WHAT YOU HAVE TO DO: Retype the listing that follows, leaving nothing out.

GIVEN DATA:
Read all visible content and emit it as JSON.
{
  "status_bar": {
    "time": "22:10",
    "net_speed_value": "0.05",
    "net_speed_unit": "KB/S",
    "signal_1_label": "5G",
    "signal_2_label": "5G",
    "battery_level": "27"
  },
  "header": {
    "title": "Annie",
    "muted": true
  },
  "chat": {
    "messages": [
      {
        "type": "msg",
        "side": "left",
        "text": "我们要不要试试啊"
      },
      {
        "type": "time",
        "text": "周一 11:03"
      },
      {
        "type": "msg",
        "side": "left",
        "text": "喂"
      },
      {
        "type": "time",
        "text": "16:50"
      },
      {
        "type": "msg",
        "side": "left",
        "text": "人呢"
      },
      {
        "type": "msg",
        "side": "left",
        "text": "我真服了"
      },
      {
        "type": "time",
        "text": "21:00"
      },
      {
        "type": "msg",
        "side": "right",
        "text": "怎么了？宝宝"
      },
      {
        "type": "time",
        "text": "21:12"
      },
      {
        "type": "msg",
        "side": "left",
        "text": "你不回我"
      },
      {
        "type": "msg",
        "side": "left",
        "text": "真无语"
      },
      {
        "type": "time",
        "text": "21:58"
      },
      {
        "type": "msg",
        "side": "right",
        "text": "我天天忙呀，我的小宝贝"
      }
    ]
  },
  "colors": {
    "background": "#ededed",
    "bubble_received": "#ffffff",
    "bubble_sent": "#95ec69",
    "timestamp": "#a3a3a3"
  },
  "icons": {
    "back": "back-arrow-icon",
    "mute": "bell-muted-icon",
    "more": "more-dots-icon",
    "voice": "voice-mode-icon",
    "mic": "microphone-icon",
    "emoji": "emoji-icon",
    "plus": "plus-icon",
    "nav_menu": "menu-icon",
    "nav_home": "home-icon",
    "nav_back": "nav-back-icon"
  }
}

ANSWER BELOW:
Read all visible content and emit it as JSON.
{
  "status_bar": {
    "time": "22:10",
    "net_speed_value": "0.05",
    "net_speed_unit": "KB/S",
    "signal_1_label": "5G",
    "signal_2_label": "5G",
    "battery_level": "27"
  },
  "header": {
    "title": "Annie",
    "muted": true
  },
  "chat": {
    "messages": [
      {
        "type": "msg",
        "side": "left",
        "text": "我们要不要试试啊"
      },
      {
        "type": "time",
        "text": "周一 11:03"
      },
      {
        "type": "msg",
        "side": "left",
        "text": "喂"
      },
      {
        "type": "time",
        "text": "16:50"
      },
      {
        "type": "msg",
        "side": "left",
        "text": "人呢"
      },
      {
        "type": "msg",
        "side": "left",
        "text": "我真服了"
      },
      {
        "type": "time",
        "text": "21:00"
      },
      {
        "type": "msg",
        "side": "right",
        "text": "怎么了？宝宝"
      },
      {
        "type": "time",
        "text": "21:12"
      },
      {
        "type": "msg",
        "side": "left",
        "text": "你不回我"
      },
      {
        "type": "msg",
        "side": "left",
        "text": "真无语"
      },
      {
        "type": "time",
        "text": "21:58"
      },
      {
        "type": "msg",
        "side": "right",
        "text": "我天天忙呀，我的小宝贝"
      }
    ]
  },
  "colors": {
    "background": "#ededed",
    "bubble_received": "#ffffff",
    "bubble_sent": "#95ec69",
    "timestamp": "#a3a3a3"
  },
  "icons": {
    "back": "back-arrow-icon",
    "mute": "bell-muted-icon",
    "more": "more-dots-icon",
    "voice": "voice-mode-icon",
    "mic": "microphone-icon",
    "emoji": "emoji-icon",
    "plus": "plus-icon",
    "nav_menu": "menu-icon",
    "nav_home": "home-icon",
    "nav_back": "nav-back-icon"
  }
}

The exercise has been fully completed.